picture of muddy flood waters rushing through a door
(Image credit: Getty Images)

Residents and business in Washington State impacted by the severe storms, straight-line winds, flooding, landslides, and mudslides beginning November 5, 2021, now have until March 15, 2022, to file and pay certain federal taxes. The IRS extended the deadlines after parts of the state were declared a disaster area by the Federal Emergency Management Agency (FEMA). The tax relief applies to residents and businesses in Clallam, Island, Jefferson, Lewis, San Juan, Skagit, and Whatcom Counties who were affected by the November natural disasters listed above. This includes victims who reside or have a business in the Hoh Indian Tribe, Lummi Nation, Nooksack Indian Tribe, Quileute Tribe, and Swinomish Indian Community.

Various federal tax filing and payment due dates for individuals and businesses from November 5 to March 14 will be shifted to March 15. This includes the quarterly estimated tax payments that are due on January 18, 2022.

The tax relief also applies to the quarterly payroll and excise tax returns normally due on January 31, 2022. Penalties on payroll and excise tax deposits due from November 5 to November 21 will also be waived if the deposits were made by November 22, 2021.

Subscribe to Kiplinger’s Personal Finance

Be a smarter, better informed investor.

Save up to 74%

Sign up for Kiplinger’s Free E-Newsletters

Profit and prosper with the best of expert advice on investing, taxes, retirement, personal finance and more - straight to your e-mail.

Profit and prosper with the best of expert advice - straight to your e-mail.

Sign up

Victims of the storms, straight-line winds, flooding, landslides, and mudslides in Washington don't have to contact the IRS to get this relief. However, if you receive a late filing or late payment penalty notice from the IRS that has an original or extended filing, payment or deposit due date falling within the postponement period, call the number on the notice to have the penalty abated.

The IRS will also waive fees for obtaining copies of previously filed tax returns for taxpayers affected by the November natural disaster. When requesting copies of a tax return or a tax return transcript, write "Washington Severe Storms, Straight-Line Winds, Flooding, Landslides and Mudslides" in bold letters at the top of Form 4506 (opens in new tab) (copy of return) or Form 4506-T (opens in new tab) (transcript) and send it to the IRS.

In addition, the IRS will work with any taxpayer who lives outside Washington, but whose records necessary to meet a deadline occurring during the postponement period are located in the state.
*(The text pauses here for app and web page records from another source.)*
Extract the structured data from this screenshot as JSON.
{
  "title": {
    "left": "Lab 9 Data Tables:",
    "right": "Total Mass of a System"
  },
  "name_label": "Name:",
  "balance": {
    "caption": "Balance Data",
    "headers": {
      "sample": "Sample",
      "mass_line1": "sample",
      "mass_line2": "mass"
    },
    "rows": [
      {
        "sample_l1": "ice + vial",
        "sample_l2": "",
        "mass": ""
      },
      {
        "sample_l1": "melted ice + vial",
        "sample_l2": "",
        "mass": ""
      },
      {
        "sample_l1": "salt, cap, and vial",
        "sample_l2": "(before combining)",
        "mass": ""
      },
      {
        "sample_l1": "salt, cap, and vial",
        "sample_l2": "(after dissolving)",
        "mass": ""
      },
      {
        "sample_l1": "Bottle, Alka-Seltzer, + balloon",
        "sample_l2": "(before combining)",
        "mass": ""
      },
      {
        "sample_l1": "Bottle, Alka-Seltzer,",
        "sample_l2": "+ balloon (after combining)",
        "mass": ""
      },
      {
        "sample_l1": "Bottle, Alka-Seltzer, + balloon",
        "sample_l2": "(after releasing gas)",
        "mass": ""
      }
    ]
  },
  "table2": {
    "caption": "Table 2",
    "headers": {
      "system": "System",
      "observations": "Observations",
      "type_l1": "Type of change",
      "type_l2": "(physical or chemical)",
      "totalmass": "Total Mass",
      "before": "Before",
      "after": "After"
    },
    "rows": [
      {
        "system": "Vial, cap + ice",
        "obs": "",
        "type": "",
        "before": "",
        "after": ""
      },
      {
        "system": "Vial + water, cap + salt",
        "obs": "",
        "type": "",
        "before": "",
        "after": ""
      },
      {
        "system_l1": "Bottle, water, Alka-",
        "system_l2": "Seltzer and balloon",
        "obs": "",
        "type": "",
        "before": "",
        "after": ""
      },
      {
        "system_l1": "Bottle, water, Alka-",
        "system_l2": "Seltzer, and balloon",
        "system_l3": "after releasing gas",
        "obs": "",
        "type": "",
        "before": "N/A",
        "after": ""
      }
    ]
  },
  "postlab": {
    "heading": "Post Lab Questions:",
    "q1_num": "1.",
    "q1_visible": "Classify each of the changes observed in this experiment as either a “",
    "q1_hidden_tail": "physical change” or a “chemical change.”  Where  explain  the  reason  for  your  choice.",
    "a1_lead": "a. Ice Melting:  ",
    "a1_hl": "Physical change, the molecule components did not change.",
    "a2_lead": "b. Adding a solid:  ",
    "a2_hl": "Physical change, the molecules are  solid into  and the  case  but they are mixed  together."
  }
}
Taxpayers qualifying for relief who live in another state need to contact the IRS at 866-562-5227. This also includes workers assisting the relief activities who are affiliated with a recognized government or philanthropic organization.

Individuals and businesses in a federally declared disaster area who suffered uninsured or unreimbursed disaster-related losses can choose to claim them on either the return for the year the loss occurred (in this instance, the 2021 return that you will file this year), or the return for the prior year. This means that taxpayers can, if they choose, file an amended return to claim these losses on their 2020 return. Be sure to write the FEMA declaration number (DR-4635-WA) on any return claiming a loss. It's also a good idea for affected taxpayers claiming the disaster loss on an amended 2020 return to put the Disaster Designation ("Washington Severe Storms, Straight-Line Winds, Flooding, Landslides and Mudslides") in bold letters at the top of the form. See IRS Publication 547 (opens in new tab) for details.

Rocky Mengle
Senior Tax Editor,

Rocky was a Senior Tax Editor for Kiplinger from October 2018 to January 2023. He has more than 20 years of experience covering federal and state tax developments. Before coming to Kiplinger, he worked for Wolters Kluwer Tax & Accounting and Kleinrock Publishing, where he provided breaking news and guidance for CPAs, tax attorneys, and other tax professionals. He has also been quoted as an expert by USA Today, Forbes, U.S. News & World Report, Reuters, Accounting Today, and other media outlets. Rocky has a law degree from the University of Connecticut and a B.A. in History from Salisbury University.